Avoiding Fraud in the Obamacare Exchanges
Consumers that are concerned about fraudulent activity within a health insurance exchange can protect themselves by being aware of some requirements and guidelines that have been established under the Affordable Care Act (ACA), also referred to as Obamacare. The exchange has established a call center number to report fraud concerns and the White House has promised rapid response measures to address privacy and cybersecurity threats associated with the state exchanges.
Common sense and education will protect many consumers from becoming victims of healthcare scams or identity theft. If you have any uncertainty about a third party assisting you with health insurance, remember not to sign anything you don’t fully understand. Additionally, never provide personal information such as your Social Security number or banking information if you have any reservations as to whom you are providing this information to or how the information will be used.
The federal health insurance exchange, also known as a “marketplace,” provides call center support that can be reached at 1-800-318-2596. TTY users should call 1-855-889-4325. These phone numbers can be used for general questions as well as the report of fraudulent activity. If you suspect that you may have been the victim of fraud, contact options include the call center, the Federal Trade Commission, or your local police department.
The open enrollment period for Affordable Care Act health plans is from October 1, 2013 through March 31, 2014. Consumers may not enroll in plans from April 1 through September 30 unless they experience special circumstances. Examples of these are moving to a new state, certain changes in income, and changes in your family size (for example, if you marry, divorce, or have a baby).
State exchange websites and printed materials will bear official government seals and logos. Exchanges have trained assisters or navigators in every state to help you apply for exchange health plans at no cost. You should never be asked to pay for this assistance. Additionally, no legitimate navigator will “cold call” to sell you a plan, ask you for your personal health information or threaten you with legal action if you decline to enroll in a plan.
The ACA does not use healthcare “membership” or “Obamacare” cards or require current Medicare enrollees to obtain new Medicare cards. Medicare members will not lose their health coverage or access to their doctors because of ACA requirements.
Examples of fraud related to the Health Insurance Marketplace include activities like the following examples:
- A stranger contacts you about getting health insurance and asks you to pay or asks you for your personal financial or health information
- Someone contacts you claiming to be from the government or Medicare and asks you to pay for a new “Obamacare” or Medicare insurance card
- You give your bank account information or Social Security number to someone who calls you and says they’re from the government

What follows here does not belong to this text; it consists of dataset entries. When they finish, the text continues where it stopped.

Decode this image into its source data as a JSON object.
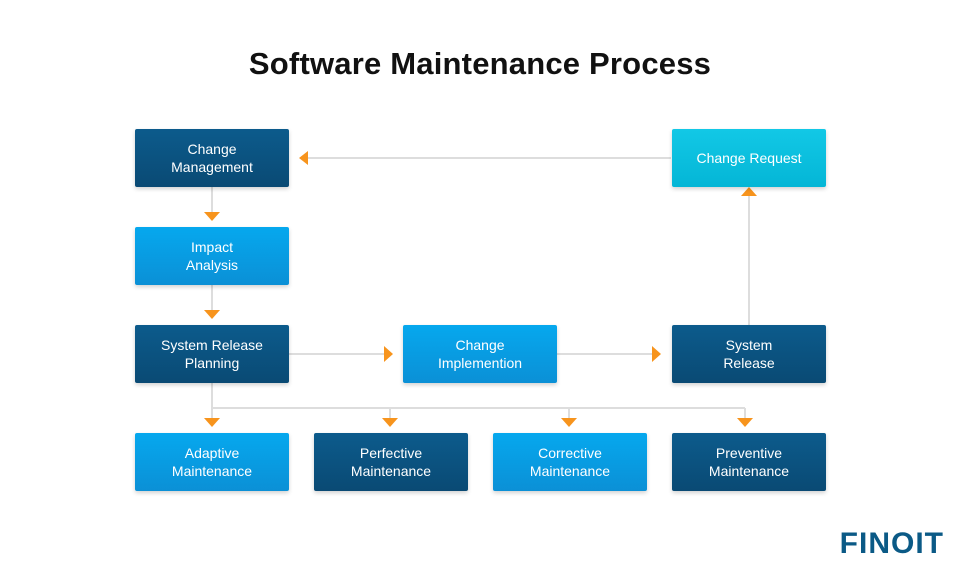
{
  "title": "Software Maintenance Process",
  "nodes": {
    "change_management": "Change\nManagement",
    "impact_analysis": "Impact\nAnalysis",
    "system_release_planning": "System Release\nPlanning",
    "change_implementation": "Change\nImplemention",
    "system_release": "System\nRelease",
    "change_request": "Change Request",
    "adaptive": "Adaptive\nMaintenance",
    "perfective": "Perfective\nMaintenance",
    "corrective": "Corrective\nMaintenance",
    "preventive": "Preventive\nMaintenance"
  },
  "colors": {
    "dark": "#0a4f7c",
    "light": "#05a3ea",
    "cyan": "#09c0e0",
    "arrow": "#f7941d",
    "line": "#dddddd"
  },
  "logo": "FINOIT"
}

If any of the above occurs or a similar situation arises, the events should be reported immediately. If you fall victim to one of these scams, it is advised that, in addition to alerting authorities, you should contact all three major credit bureaus and place a fraud alert on your credit report.